→ **Brief**
Copy each line containing "LANGUAGE" from the listing below.

→ **Provided records**
○ ○ ○ ○
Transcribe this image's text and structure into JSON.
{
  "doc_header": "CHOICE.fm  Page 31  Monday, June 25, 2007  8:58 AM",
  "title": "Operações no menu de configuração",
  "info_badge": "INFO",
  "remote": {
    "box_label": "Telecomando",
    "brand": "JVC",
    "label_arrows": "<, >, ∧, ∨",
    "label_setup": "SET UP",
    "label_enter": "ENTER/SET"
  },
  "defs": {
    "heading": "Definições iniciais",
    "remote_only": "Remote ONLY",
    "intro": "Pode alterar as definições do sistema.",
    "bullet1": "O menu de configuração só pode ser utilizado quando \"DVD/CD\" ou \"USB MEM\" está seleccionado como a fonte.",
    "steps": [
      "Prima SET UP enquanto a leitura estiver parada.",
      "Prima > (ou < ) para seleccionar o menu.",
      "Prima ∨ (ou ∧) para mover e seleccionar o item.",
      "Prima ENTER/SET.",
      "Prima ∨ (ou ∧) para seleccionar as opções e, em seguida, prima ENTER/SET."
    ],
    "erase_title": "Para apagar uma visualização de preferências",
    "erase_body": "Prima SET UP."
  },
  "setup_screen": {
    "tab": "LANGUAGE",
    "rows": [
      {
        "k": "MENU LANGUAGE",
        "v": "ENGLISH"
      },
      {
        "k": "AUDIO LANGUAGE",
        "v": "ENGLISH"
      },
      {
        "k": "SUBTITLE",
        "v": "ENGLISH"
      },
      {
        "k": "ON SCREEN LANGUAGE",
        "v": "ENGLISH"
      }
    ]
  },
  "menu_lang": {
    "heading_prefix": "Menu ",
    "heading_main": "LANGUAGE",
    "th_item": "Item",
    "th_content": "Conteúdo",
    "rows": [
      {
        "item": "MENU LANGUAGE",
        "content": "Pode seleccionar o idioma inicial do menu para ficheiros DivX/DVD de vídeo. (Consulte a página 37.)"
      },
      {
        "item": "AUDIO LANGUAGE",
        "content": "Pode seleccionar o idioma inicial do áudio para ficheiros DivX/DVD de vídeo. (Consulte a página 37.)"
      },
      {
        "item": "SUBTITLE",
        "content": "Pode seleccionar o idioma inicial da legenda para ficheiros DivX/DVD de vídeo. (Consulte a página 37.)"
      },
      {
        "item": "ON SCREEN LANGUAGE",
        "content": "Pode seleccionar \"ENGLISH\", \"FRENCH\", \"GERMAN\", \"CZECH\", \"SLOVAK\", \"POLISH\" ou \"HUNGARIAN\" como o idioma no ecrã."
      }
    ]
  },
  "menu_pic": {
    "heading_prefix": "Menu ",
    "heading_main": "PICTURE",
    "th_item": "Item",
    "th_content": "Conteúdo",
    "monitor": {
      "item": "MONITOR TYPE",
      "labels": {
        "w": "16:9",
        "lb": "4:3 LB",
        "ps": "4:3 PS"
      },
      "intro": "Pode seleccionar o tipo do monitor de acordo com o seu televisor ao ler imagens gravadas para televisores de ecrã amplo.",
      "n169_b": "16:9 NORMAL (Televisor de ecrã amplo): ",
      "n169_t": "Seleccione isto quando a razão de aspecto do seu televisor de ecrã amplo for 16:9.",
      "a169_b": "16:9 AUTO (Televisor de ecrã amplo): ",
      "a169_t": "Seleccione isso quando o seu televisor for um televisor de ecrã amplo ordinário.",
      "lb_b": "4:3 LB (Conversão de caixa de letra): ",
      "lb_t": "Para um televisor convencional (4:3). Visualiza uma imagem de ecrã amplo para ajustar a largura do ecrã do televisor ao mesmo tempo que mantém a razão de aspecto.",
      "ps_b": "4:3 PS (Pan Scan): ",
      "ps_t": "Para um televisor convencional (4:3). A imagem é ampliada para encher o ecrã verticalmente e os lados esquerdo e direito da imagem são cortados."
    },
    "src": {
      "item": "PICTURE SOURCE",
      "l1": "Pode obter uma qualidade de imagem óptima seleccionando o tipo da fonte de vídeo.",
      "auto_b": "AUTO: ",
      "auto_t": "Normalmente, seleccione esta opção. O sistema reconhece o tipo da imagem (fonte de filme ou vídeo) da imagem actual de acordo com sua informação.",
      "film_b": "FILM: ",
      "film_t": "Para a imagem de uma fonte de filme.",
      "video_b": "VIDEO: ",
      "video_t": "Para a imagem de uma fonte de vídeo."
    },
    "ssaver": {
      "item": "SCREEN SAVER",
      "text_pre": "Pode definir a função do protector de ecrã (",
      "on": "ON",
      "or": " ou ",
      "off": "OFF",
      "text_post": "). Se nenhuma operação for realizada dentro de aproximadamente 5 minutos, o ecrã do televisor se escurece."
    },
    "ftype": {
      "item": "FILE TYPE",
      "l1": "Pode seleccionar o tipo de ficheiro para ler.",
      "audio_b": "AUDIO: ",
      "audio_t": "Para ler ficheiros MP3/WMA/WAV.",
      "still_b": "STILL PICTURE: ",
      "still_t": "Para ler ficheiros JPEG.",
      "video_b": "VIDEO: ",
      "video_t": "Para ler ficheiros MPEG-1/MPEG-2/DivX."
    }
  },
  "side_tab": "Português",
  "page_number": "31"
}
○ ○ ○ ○
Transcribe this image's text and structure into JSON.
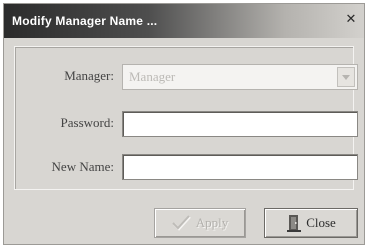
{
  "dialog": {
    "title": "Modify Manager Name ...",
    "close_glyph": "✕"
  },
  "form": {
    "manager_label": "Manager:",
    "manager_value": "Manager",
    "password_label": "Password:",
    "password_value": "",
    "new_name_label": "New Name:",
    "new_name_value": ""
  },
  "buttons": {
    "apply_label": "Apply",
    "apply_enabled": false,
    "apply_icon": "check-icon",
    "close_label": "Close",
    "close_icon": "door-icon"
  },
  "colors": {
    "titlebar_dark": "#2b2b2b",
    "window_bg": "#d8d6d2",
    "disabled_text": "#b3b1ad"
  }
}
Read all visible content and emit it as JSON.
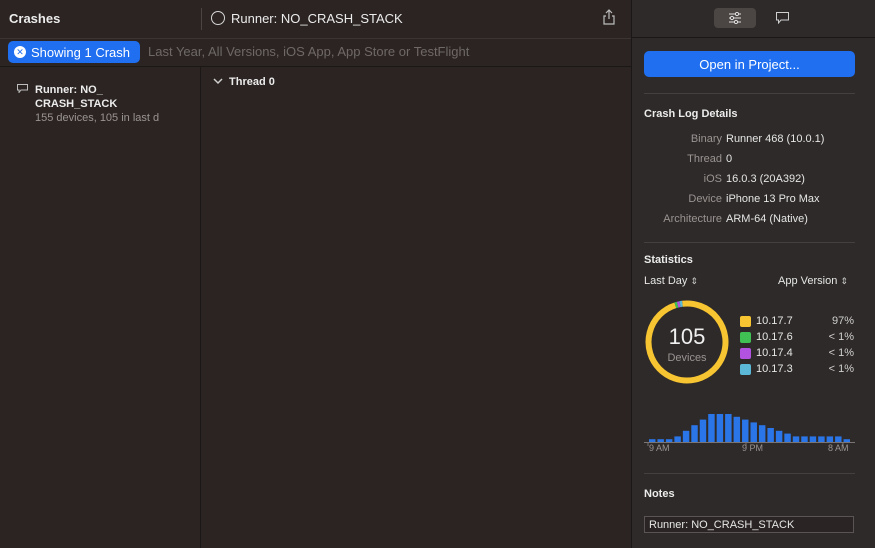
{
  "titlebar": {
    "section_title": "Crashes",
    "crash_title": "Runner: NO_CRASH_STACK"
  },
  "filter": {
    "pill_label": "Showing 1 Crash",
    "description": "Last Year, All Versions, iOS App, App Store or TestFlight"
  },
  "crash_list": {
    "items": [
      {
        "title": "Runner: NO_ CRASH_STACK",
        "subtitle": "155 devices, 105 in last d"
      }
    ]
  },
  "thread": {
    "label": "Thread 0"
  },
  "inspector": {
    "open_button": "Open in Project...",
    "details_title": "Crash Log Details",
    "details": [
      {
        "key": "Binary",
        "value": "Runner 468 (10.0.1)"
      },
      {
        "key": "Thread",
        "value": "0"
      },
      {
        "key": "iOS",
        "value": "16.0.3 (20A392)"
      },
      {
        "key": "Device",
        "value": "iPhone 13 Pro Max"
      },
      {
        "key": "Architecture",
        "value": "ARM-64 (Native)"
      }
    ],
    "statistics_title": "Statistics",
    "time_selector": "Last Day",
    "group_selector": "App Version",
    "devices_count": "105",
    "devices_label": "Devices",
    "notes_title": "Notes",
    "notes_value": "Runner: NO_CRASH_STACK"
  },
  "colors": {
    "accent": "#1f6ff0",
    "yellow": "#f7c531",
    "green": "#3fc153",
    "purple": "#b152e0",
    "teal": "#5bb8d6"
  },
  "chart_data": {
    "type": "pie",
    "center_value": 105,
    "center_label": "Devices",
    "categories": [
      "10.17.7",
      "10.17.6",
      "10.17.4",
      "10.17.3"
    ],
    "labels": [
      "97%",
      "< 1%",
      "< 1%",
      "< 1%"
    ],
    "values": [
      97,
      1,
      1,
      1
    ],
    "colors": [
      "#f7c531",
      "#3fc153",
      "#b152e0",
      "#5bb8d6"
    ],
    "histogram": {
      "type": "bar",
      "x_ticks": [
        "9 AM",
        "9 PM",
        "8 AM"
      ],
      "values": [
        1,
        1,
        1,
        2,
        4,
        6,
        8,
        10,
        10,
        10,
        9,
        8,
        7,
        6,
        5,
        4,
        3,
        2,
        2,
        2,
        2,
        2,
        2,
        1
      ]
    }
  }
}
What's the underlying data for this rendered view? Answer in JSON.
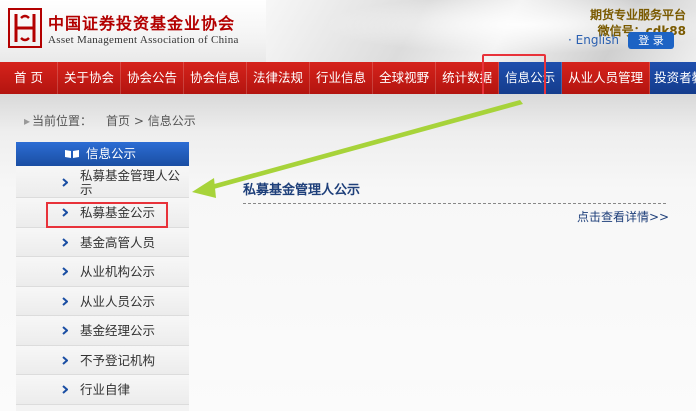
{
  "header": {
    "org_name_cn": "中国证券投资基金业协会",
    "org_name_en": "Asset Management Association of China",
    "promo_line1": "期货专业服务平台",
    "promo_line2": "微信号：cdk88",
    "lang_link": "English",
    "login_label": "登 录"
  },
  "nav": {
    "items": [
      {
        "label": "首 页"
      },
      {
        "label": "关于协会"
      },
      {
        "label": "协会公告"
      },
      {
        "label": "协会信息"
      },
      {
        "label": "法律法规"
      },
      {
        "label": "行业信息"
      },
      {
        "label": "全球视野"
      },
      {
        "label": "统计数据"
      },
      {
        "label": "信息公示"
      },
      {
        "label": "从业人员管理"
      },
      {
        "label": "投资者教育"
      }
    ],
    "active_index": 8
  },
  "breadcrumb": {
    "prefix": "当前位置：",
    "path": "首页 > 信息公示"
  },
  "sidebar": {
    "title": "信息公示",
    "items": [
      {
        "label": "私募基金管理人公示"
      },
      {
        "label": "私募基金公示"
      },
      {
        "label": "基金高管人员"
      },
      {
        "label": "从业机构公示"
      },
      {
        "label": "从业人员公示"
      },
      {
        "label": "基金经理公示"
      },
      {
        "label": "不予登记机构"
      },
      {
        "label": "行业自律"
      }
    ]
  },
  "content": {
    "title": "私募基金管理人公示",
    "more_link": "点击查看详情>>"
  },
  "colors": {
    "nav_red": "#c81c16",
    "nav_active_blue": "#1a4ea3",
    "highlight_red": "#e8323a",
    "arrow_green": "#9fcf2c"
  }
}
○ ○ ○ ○
→ **Your response**
    "tab": "LANGUAGE",
        "k": "MENU LANGUAGE",
        "k": "AUDIO LANGUAGE",
        "k": "ON SCREEN LANGUAGE",
    "heading_main": "LANGUAGE",
        "item": "MENU LANGUAGE",
        "item": "AUDIO LANGUAGE",
        "item": "ON SCREEN LANGUAGE",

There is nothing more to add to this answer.